Yet questions remain about what strategy Cathay would be pursuing. It already enjoys an extensive China network through Dragonair. Equity stakes could effectively offer Chinese cabotage, but could also provoke a Chinese airline claim for reciprocal rights from Hong Kong after 1997. So far, the CAAC has not supported such moves, as evidenced by its intervention last year to stop China Southern's bid for Air Hong Kong. Whether Beijing would view Cathay's control of Dragonair plus a major stake in a Chinese airline as undesirable concentration remains unknown.

Cathay could become a passive investor mainly for the sake of appearances. It would be no stranger in view of the 22.5 per cent Chinese holdings in Cathay, and its own involvement in Chinese airline training, data processing, aircraft maintenance, and the Xiamen airport contract. But a Cathay investment could also simply be defensive. The airline has stressed that it has no ambition to become China's flag carrier, but it would view as a threat plans by US or European carriers for a Chinese equity alliance.

However, so far no US carrier has shown much propensity for equity stakes, and geography suggests the Europeans might be more interested in Air China, if and when it floats shares, than in carriers based in eastern or southern China.

Despite this, the prospect of a contest among potential suitors is likely as China's leading airlines prepare for the plunge into capitalism.
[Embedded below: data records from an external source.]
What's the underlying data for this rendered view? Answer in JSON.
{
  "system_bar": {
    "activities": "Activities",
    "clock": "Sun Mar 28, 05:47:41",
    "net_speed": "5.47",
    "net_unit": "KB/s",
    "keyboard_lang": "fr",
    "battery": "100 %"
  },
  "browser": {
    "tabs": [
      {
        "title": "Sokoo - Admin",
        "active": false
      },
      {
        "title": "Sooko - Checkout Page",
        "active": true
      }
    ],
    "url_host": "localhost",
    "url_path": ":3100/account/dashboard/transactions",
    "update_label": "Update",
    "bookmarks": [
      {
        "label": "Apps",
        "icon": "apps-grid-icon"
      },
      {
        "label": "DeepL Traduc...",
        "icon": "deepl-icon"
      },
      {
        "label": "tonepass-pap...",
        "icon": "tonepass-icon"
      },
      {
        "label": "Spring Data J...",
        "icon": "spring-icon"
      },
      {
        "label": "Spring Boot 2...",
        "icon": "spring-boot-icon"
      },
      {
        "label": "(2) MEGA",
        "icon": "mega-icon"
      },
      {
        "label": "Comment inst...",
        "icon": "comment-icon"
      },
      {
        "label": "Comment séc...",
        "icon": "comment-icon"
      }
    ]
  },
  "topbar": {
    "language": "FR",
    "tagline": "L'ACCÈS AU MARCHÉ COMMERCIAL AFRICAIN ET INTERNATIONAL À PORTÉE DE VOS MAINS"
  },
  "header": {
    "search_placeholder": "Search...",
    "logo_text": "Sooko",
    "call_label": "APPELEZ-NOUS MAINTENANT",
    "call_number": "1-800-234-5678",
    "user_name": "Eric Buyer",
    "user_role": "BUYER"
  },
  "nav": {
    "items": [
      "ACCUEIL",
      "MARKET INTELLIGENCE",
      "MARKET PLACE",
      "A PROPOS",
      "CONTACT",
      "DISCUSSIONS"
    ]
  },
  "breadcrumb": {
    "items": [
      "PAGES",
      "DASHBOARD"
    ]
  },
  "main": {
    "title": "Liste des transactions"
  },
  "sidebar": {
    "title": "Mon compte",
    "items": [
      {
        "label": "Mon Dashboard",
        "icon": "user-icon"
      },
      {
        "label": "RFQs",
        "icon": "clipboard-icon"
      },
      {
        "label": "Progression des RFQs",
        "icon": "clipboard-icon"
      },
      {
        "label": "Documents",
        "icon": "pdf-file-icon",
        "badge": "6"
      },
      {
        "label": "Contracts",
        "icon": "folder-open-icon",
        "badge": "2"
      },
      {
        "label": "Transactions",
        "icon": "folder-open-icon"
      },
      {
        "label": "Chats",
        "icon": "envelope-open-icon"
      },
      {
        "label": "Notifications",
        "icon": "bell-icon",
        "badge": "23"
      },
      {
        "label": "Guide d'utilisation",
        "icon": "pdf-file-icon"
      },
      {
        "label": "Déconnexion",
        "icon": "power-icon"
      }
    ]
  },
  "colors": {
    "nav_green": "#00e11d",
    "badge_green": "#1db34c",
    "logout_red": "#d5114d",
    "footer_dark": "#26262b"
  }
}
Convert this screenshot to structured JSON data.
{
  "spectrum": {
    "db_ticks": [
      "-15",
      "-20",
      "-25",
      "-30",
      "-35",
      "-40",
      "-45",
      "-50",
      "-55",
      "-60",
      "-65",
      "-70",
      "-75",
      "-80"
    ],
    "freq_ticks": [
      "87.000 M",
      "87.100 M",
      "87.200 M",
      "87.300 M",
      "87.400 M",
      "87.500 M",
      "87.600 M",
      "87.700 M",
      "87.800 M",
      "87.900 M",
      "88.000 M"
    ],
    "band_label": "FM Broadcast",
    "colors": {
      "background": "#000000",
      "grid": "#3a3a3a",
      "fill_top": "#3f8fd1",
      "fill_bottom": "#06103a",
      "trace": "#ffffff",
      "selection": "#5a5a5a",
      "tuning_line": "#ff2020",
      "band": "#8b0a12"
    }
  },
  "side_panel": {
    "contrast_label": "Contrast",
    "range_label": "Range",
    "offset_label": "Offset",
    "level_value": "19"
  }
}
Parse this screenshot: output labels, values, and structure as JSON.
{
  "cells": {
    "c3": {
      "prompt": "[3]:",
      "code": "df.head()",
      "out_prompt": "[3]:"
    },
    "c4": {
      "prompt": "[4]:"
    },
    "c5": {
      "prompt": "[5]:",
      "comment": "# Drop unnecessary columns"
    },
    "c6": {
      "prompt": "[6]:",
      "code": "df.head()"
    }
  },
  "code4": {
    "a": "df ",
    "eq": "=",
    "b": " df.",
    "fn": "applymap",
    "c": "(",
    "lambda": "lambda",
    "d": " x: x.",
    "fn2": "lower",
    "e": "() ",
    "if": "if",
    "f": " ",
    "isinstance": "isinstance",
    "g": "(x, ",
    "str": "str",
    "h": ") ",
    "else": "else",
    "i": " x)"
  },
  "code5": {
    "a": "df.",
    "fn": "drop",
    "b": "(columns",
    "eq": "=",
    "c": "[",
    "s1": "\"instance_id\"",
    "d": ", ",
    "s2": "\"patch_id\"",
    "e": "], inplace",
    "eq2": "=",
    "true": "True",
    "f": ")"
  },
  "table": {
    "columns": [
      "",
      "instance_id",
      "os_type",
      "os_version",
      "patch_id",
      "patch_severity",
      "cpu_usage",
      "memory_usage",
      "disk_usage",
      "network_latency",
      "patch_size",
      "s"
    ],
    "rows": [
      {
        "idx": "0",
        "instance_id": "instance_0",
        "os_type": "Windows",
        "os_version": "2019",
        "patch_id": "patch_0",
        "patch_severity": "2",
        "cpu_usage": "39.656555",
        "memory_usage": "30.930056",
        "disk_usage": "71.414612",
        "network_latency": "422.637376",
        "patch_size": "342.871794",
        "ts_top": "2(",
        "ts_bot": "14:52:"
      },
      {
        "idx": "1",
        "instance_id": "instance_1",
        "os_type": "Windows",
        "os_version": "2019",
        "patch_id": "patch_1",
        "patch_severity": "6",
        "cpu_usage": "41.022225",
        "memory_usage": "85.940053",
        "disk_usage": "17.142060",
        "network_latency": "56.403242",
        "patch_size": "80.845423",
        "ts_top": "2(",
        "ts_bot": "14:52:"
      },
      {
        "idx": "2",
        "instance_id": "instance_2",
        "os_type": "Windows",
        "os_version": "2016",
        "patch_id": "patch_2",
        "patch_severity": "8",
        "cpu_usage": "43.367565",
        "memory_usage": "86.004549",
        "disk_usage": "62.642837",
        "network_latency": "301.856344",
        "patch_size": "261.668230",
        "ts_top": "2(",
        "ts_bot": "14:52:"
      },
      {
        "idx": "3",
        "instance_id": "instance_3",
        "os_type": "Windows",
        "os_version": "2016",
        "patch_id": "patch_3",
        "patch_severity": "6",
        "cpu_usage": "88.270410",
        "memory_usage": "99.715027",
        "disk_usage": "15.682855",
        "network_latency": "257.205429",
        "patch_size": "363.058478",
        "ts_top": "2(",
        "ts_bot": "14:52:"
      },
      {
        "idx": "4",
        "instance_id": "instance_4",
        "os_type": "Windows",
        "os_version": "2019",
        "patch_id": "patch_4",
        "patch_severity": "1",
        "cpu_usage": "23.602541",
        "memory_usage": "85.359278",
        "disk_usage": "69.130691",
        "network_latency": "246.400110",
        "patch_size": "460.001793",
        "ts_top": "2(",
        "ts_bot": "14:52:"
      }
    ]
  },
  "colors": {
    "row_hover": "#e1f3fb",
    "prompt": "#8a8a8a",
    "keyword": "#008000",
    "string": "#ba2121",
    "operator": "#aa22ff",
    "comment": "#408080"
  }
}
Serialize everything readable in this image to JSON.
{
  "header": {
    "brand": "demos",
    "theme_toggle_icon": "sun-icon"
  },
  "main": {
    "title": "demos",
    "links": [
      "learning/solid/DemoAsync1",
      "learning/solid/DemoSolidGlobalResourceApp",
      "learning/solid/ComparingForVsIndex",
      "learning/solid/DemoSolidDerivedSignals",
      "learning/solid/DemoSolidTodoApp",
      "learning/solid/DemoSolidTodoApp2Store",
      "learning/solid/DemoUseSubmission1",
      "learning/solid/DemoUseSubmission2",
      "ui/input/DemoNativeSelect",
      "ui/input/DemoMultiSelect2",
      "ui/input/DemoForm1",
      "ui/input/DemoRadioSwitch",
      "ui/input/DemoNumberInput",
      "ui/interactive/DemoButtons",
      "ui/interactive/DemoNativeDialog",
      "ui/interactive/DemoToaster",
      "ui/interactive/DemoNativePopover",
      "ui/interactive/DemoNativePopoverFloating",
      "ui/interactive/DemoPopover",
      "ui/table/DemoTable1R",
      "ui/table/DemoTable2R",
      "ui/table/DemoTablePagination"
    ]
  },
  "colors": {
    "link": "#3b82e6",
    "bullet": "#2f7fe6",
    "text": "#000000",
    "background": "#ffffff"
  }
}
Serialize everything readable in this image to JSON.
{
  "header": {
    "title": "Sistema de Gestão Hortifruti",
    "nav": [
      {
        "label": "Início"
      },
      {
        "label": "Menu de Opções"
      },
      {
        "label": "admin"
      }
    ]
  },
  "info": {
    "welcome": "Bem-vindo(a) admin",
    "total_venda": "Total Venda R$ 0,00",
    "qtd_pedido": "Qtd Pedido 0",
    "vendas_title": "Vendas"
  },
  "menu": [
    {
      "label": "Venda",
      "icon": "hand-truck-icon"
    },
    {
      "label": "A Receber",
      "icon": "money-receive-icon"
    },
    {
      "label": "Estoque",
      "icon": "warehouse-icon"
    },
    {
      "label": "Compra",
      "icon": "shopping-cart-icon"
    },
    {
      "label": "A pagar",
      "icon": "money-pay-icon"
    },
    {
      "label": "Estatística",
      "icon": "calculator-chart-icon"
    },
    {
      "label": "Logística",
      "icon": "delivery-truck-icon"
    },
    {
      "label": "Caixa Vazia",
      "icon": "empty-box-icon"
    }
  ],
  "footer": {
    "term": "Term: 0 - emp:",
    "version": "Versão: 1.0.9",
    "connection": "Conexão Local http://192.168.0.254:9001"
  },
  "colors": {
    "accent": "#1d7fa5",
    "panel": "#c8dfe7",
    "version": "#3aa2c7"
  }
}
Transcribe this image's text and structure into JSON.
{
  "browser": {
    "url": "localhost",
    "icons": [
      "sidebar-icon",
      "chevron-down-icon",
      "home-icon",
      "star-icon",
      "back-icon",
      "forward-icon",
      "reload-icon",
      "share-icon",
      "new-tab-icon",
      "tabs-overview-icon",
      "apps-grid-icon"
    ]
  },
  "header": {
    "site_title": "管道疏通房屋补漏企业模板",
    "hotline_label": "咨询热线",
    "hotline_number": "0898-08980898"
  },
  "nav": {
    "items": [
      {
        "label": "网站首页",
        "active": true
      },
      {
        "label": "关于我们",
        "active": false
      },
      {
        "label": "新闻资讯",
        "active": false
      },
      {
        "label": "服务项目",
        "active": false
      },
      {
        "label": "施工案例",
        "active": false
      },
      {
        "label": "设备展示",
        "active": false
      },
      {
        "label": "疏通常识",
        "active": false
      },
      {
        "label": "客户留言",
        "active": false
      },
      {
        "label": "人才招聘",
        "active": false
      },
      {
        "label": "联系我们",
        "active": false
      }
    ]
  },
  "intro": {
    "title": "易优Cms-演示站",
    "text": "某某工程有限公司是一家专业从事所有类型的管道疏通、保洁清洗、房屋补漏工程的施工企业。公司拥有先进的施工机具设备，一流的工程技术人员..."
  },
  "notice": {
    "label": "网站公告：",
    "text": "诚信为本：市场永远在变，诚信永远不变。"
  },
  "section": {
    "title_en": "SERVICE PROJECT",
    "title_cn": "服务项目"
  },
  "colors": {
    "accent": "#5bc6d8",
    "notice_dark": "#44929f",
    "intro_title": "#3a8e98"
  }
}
Despite this, the prospect of a contest among potential suitors is likely as China's leading airlines prepare for the plunge into capitalism.

Source: Airline Business